Exploring sufficiency in energy policy: insights from Sweden

Energy efficiency and renewable energy strategies have been insufficient in achieving rapidand profound reductions of energy-related greenhouse-gas (GHG) emissions. Consequently,energy sufficiency has gained attention as a complementary strategy over the past twodecades. Yet, most research on energy sufficiency has been theoretical and its implementationin policy limited. This study draws on the growing sufficiency literature to examine thepresence of sufficiency as a strategy for reducing energy-related GHG emissions in Sweden,a country often regarded as a “climate-progressive” country.

By conducting a keyword andcontent analysis of energy policies and parliamentary debates during four governmentalterms of office (2006–2022), this research explores the extent to which sufficiency is integratedinto Swedish energy policy, as well as potential barriers to its adoption. The analyses revealeda scarcity of sufficiency elements. Although some policies could potentially result in energysavings, they are infrequent and overshadowed by the prevailing emphasis on efficiency andrenewable energy.

Furthermore, Sweden lacks a target for sufficiency or absolute energyreductions.
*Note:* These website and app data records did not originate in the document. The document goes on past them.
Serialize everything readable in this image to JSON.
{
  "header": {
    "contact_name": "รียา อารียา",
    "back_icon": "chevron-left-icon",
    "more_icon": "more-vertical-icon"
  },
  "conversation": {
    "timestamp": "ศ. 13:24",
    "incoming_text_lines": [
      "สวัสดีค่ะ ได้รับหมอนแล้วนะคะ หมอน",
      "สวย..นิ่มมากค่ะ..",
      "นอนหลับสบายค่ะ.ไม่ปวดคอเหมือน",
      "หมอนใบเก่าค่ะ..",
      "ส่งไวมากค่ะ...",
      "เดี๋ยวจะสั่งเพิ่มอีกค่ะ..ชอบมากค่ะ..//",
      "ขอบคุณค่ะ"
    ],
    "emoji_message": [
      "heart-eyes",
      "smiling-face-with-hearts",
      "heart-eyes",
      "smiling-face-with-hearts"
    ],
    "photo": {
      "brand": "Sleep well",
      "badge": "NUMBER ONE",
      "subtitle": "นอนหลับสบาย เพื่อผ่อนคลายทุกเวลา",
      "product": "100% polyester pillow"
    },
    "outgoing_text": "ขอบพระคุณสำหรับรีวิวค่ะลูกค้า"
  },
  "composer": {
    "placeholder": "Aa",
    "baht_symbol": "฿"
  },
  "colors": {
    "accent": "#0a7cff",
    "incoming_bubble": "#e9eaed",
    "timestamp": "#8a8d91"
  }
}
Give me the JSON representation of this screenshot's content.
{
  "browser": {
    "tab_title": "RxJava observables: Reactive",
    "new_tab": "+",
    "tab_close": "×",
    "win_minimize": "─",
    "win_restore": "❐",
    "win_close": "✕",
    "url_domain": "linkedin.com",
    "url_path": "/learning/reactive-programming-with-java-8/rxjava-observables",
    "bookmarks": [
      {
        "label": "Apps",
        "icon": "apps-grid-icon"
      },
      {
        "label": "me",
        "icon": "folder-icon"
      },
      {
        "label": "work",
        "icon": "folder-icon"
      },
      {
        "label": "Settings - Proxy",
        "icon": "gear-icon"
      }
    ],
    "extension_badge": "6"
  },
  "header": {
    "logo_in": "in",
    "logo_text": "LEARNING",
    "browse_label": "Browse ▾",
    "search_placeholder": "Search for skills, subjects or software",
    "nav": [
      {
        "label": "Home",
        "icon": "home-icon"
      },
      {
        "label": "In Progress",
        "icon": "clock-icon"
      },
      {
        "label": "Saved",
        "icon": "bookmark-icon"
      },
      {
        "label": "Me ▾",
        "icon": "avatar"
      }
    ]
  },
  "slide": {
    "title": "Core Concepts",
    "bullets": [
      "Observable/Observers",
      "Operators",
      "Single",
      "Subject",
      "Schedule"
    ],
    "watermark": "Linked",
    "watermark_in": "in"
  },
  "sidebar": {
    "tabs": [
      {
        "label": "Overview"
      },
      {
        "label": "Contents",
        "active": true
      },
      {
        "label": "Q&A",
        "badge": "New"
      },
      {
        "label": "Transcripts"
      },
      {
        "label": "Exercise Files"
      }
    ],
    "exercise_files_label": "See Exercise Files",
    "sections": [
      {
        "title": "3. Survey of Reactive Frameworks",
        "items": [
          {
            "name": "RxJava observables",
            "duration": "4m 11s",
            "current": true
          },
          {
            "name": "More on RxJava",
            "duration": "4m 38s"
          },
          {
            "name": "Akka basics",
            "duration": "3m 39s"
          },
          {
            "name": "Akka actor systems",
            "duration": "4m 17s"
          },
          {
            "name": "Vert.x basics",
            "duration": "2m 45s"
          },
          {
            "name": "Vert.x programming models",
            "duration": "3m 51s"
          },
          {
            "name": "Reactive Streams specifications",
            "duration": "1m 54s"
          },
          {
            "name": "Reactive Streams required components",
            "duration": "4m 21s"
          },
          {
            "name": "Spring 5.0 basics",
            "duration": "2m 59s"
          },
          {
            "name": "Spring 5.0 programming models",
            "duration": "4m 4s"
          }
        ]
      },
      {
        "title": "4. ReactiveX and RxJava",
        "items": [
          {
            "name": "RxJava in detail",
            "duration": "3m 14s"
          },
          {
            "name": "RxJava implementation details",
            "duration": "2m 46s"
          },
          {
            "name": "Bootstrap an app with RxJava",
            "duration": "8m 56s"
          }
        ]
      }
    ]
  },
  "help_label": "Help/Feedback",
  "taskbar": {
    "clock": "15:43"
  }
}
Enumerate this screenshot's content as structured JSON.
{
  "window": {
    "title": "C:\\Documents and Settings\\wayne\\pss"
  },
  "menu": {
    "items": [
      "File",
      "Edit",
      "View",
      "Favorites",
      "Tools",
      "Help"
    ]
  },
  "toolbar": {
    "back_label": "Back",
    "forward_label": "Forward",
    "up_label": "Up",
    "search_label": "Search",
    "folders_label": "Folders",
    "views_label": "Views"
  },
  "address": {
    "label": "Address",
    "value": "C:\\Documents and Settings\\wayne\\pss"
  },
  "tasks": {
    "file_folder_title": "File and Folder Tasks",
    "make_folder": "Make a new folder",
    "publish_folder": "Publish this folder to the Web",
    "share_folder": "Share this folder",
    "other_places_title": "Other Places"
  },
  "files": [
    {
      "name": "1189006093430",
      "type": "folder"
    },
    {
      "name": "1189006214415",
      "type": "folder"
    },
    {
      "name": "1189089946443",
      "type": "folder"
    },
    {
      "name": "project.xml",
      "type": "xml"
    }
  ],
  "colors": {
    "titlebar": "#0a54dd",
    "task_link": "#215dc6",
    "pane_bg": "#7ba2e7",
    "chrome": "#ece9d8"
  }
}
The main impediments to sufficiency implementation include the disregard ofscientific evidence in the policy-making process and the perceived contradiction betweensufficiency and industrial competitiveness. This study thus concludes that sufficiency at bestremains at the periphery of Swedish energy policy. Given the reinforced ambitions withinthe European Union, this raises questions regarding the validity of Sweden’s reputation asa climate-progressive country.

Subscribe to our newsletter